┌─ Excerpted records

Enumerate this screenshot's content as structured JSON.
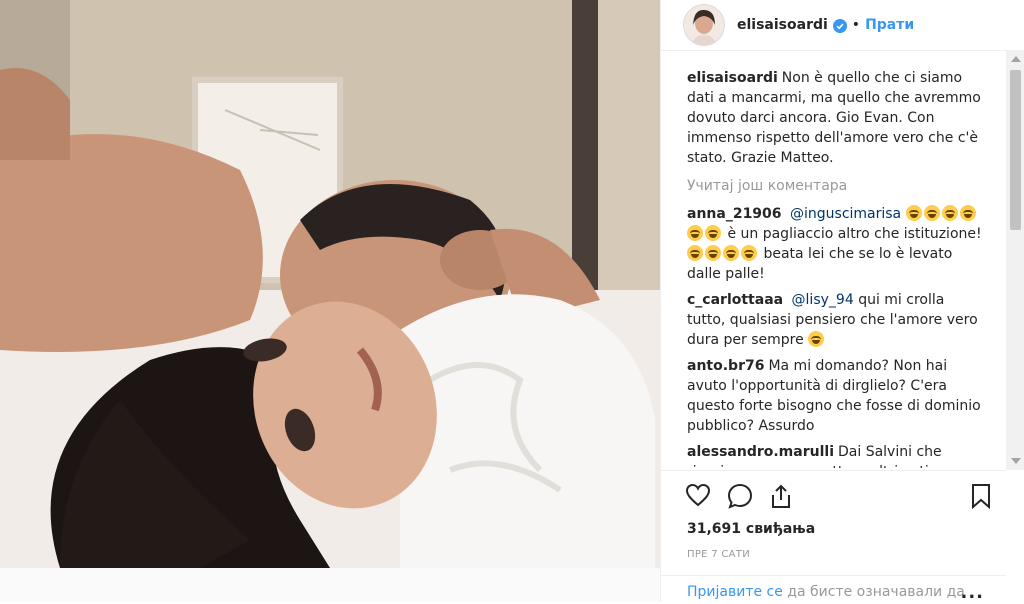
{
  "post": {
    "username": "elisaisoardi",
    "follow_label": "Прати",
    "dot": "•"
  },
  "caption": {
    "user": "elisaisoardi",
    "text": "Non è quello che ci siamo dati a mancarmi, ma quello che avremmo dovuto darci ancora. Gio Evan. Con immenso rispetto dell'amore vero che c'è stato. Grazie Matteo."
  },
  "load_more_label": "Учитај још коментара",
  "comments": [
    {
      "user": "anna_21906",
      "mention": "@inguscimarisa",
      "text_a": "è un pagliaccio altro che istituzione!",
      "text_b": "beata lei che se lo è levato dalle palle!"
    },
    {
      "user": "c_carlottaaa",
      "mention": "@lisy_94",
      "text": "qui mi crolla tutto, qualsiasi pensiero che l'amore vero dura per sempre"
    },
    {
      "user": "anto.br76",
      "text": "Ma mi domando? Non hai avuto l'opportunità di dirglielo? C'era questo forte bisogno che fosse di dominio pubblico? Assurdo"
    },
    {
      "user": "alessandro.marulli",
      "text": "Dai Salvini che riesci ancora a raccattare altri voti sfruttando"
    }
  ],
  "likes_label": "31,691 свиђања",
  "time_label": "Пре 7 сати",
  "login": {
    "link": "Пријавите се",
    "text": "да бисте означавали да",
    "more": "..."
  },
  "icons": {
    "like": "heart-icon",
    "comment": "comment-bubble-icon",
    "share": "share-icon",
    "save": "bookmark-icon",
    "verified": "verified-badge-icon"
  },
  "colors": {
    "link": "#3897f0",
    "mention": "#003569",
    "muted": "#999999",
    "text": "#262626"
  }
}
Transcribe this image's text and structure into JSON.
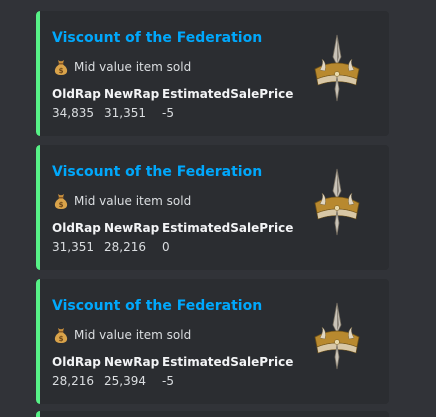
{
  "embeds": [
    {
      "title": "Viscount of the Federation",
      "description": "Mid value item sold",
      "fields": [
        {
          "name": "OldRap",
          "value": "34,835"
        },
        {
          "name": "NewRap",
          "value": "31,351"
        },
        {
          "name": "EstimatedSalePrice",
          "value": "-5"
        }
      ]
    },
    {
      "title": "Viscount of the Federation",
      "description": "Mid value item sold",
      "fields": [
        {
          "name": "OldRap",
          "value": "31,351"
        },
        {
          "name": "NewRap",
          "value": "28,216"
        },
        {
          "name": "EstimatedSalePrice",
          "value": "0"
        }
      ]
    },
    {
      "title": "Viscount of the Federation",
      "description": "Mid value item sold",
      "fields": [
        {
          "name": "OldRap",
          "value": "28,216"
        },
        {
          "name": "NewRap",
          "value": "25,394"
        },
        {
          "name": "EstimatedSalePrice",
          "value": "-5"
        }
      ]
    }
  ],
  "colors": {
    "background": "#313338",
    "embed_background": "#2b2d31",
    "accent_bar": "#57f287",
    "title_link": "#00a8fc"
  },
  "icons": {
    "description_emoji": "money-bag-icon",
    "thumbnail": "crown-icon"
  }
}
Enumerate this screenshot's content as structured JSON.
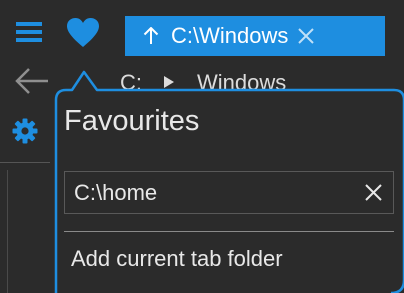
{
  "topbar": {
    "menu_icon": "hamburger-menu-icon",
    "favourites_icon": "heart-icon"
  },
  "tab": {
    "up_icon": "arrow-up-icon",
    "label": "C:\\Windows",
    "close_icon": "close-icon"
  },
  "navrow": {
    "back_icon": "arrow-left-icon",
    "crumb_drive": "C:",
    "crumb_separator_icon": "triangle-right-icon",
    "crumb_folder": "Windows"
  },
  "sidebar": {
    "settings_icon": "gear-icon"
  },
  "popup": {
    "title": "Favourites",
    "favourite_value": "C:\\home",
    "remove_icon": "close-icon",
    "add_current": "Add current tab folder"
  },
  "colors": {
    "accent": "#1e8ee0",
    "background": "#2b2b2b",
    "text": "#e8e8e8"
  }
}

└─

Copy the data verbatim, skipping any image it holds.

Enumerate this screenshot's content as structured JSON.
{
  "post": {
    "username": "elisaisoardi",
    "follow_label": "Прати",
    "dot": "•"
  },
  "caption": {
    "user": "elisaisoardi",
    "text": "Non è quello che ci siamo dati a mancarmi, ma quello che avremmo dovuto darci ancora. Gio Evan. Con immenso rispetto dell'amore vero che c'è stato. Grazie Matteo."
  },
  "load_more_label": "Учитај још коментара",
  "comments": [
    {
      "user": "anna_21906",
      "mention": "@inguscimarisa",
      "text_a": "è un pagliaccio altro che istituzione!",
      "text_b": "beata lei che se lo è levato dalle palle!"
    },
    {
      "user": "c_carlottaaa",
      "mention": "@lisy_94",
      "text": "qui mi crolla tutto, qualsiasi pensiero che l'amore vero dura per sempre"
    },
    {
      "user": "anto.br76",
      "text": "Ma mi domando? Non hai avuto l'opportunità di dirglielo? C'era questo forte bisogno che fosse di dominio pubblico? Assurdo"
    },
    {
      "user": "alessandro.marulli",
      "text": "Dai Salvini che riesci ancora a raccattare altri voti sfruttando"
    }
  ],
  "likes_label": "31,691 свиђања",
  "time_label": "Пре 7 сати",
  "login": {
    "link": "Пријавите се",
    "text": "да бисте означавали да",
    "more": "..."
  },
  "icons": {
    "like": "heart-icon",
    "comment": "comment-bubble-icon",
    "share": "share-icon",
    "save": "bookmark-icon",
    "verified": "verified-badge-icon"
  },
  "colors": {
    "link": "#3897f0",
    "mention": "#003569",
    "muted": "#999999",
    "text": "#262626"
  }
}
Transcribe this image's text and structure into JSON.
{
  "embeds": [
    {
      "title": "Viscount of the Federation",
      "description": "Mid value item sold",
      "fields": [
        {
          "name": "OldRap",
          "value": "34,835"
        },
        {
          "name": "NewRap",
          "value": "31,351"
        },
        {
          "name": "EstimatedSalePrice",
          "value": "-5"
        }
      ]
    },
    {
      "title": "Viscount of the Federation",
      "description": "Mid value item sold",
      "fields": [
        {
          "name": "OldRap",
          "value": "31,351"
        },
        {
          "name": "NewRap",
          "value": "28,216"
        },
        {
          "name": "EstimatedSalePrice",
          "value": "0"
        }
      ]
    },
    {
      "title": "Viscount of the Federation",
      "description": "Mid value item sold",
      "fields": [
        {
          "name": "OldRap",
          "value": "28,216"
        },
        {
          "name": "NewRap",
          "value": "25,394"
        },
        {
          "name": "EstimatedSalePrice",
          "value": "-5"
        }
      ]
    }
  ],
  "colors": {
    "background": "#313338",
    "embed_background": "#2b2d31",
    "accent_bar": "#57f287",
    "title_link": "#00a8fc"
  },
  "icons": {
    "description_emoji": "money-bag-icon",
    "thumbnail": "crown-icon"
  }
}
Enumerate this screenshot's content as structured JSON.
{
  "topbar": {
    "menu_icon": "hamburger-menu-icon",
    "favourites_icon": "heart-icon"
  },
  "tab": {
    "up_icon": "arrow-up-icon",
    "label": "C:\\Windows",
    "close_icon": "close-icon"
  },
  "navrow": {
    "back_icon": "arrow-left-icon",
    "crumb_drive": "C:",
    "crumb_separator_icon": "triangle-right-icon",
    "crumb_folder": "Windows"
  },
  "sidebar": {
    "settings_icon": "gear-icon"
  },
  "popup": {
    "title": "Favourites",
    "favourite_value": "C:\\home",
    "remove_icon": "close-icon",
    "add_current": "Add current tab folder"
  },
  "colors": {
    "accent": "#1e8ee0",
    "background": "#2b2b2b",
    "text": "#e8e8e8"
  }
}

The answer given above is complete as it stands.